[TASK PROMPT]:
If a line in the listing below includes the string "author", pull it out.

....

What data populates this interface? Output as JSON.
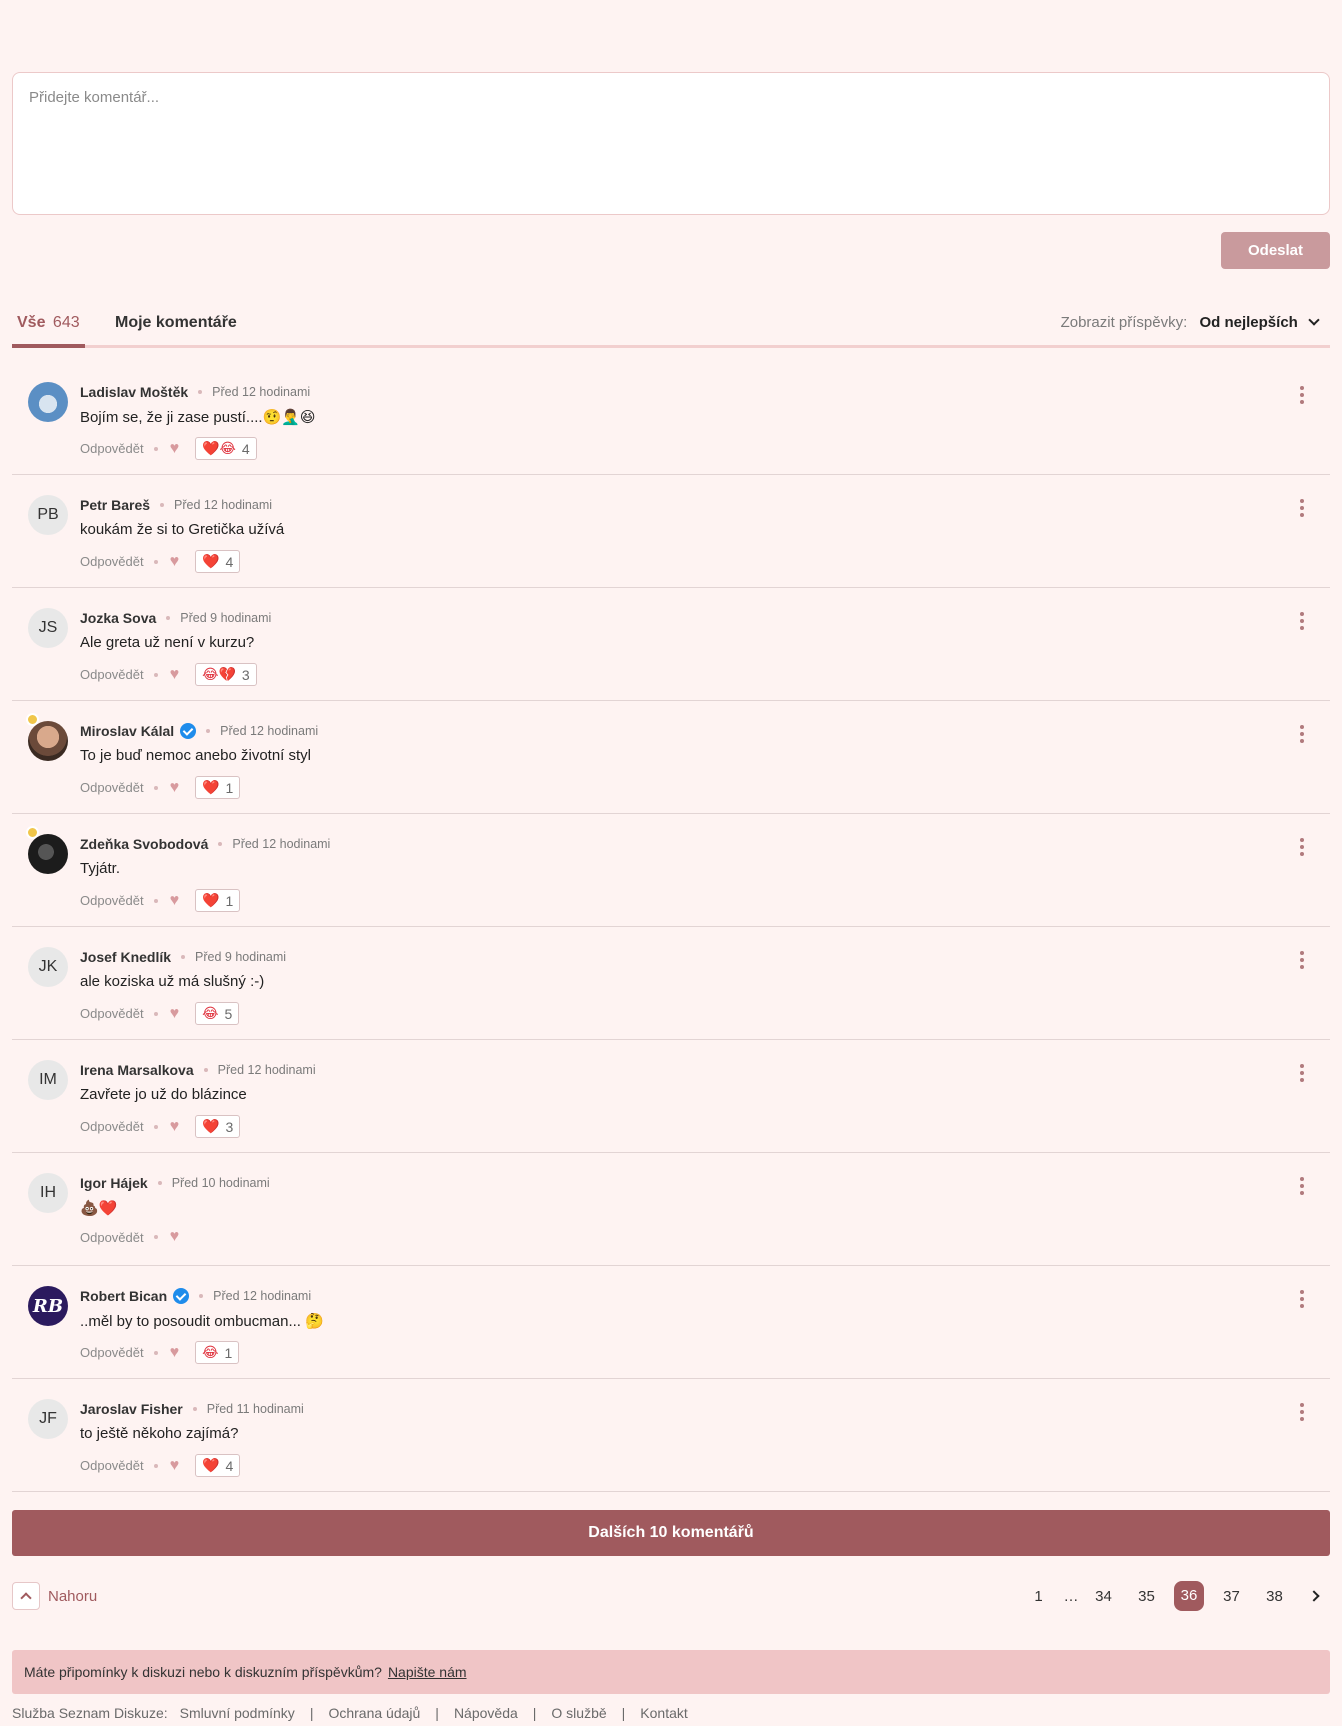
{
  "compose": {
    "placeholder": "Přidejte komentář...",
    "send_label": "Odeslat"
  },
  "tabs": {
    "all_label": "Vše",
    "all_count": "643",
    "mine_label": "Moje komentáře",
    "sort_label": "Zobrazit příspěvky:",
    "sort_value": "Od nejlepších"
  },
  "comment_actions": {
    "reply_label": "Odpovědět"
  },
  "comments": [
    {
      "author": "Ladislav Moštěk",
      "time": "Před 12 hodinami",
      "text": "Bojím se, že ji zase pustí....🤨🤦‍♂️😆",
      "reactions": "❤️😂",
      "count": "4",
      "avatar": "photo-blue",
      "initials": "",
      "verified": false,
      "crown": false
    },
    {
      "author": "Petr Bareš",
      "time": "Před 12 hodinami",
      "text": "koukám že si to Gretička užívá",
      "reactions": "❤️",
      "count": "4",
      "avatar": "initials",
      "initials": "PB",
      "verified": false,
      "crown": false
    },
    {
      "author": "Jozka Sova",
      "time": "Před 9 hodinami",
      "text": "Ale greta už není v kurzu?",
      "reactions": "😂💔",
      "count": "3",
      "avatar": "initials",
      "initials": "JS",
      "verified": false,
      "crown": false
    },
    {
      "author": "Miroslav Kálal",
      "time": "Před 12 hodinami",
      "text": "To je buď nemoc anebo životní styl",
      "reactions": "❤️",
      "count": "1",
      "avatar": "photo-face",
      "initials": "",
      "verified": true,
      "crown": true
    },
    {
      "author": "Zdeňka Svobodová",
      "time": "Před 12 hodinami",
      "text": "Tyjátr.",
      "reactions": "❤️",
      "count": "1",
      "avatar": "photo-dark",
      "initials": "",
      "verified": false,
      "crown": true
    },
    {
      "author": "Josef Knedlík",
      "time": "Před 9 hodinami",
      "text": "ale koziska už má slušný :-)",
      "reactions": "😂",
      "count": "5",
      "avatar": "initials",
      "initials": "JK",
      "verified": false,
      "crown": false
    },
    {
      "author": "Irena Marsalkova",
      "time": "Před 12 hodinami",
      "text": "Zavřete jo už do blázince",
      "reactions": "❤️",
      "count": "3",
      "avatar": "initials",
      "initials": "IM",
      "verified": false,
      "crown": false
    },
    {
      "author": "Igor Hájek",
      "time": "Před 10 hodinami",
      "text": "💩❤️",
      "reactions": "",
      "count": "",
      "avatar": "initials",
      "initials": "IH",
      "verified": false,
      "crown": false
    },
    {
      "author": "Robert Bican",
      "time": "Před 12 hodinami",
      "text": "..měl by to posoudit ombucman... 🤔",
      "reactions": "😂",
      "count": "1",
      "avatar": "photo-rb",
      "initials": "RB",
      "verified": true,
      "crown": false
    },
    {
      "author": "Jaroslav Fisher",
      "time": "Před 11 hodinami",
      "text": "to ještě někoho zajímá?",
      "reactions": "❤️",
      "count": "4",
      "avatar": "initials",
      "initials": "JF",
      "verified": false,
      "crown": false
    }
  ],
  "load_more_label": "Dalších 10 komentářů",
  "top_link_label": "Nahoru",
  "pagination": {
    "pages": [
      "1",
      "…",
      "34",
      "35",
      "36",
      "37",
      "38"
    ],
    "current": "36"
  },
  "feedback": {
    "text": "Máte připomínky k diskuzi nebo k diskuzním příspěvkům?",
    "link": "Napište nám"
  },
  "footer": {
    "label": "Služba Seznam Diskuze:",
    "links": [
      "Smluvní podmínky",
      "Ochrana údajů",
      "Nápověda",
      "O službě",
      "Kontakt"
    ]
  },
  "colors": {
    "accent": "#a05a5e",
    "background": "#fef3f2",
    "send_button": "#c99a9d",
    "feedback_bg": "#f0c5c6"
  }
}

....

[RESULT]:
      "author": "Ladislav Moštěk",
      "author": "Petr Bareš",
      "author": "Jozka Sova",
      "author": "Miroslav Kálal",
      "author": "Zdeňka Svobodová",
      "author": "Josef Knedlík",
      "author": "Irena Marsalkova",
      "author": "Igor Hájek",
      "author": "Robert Bican",
      "author": "Jaroslav Fisher",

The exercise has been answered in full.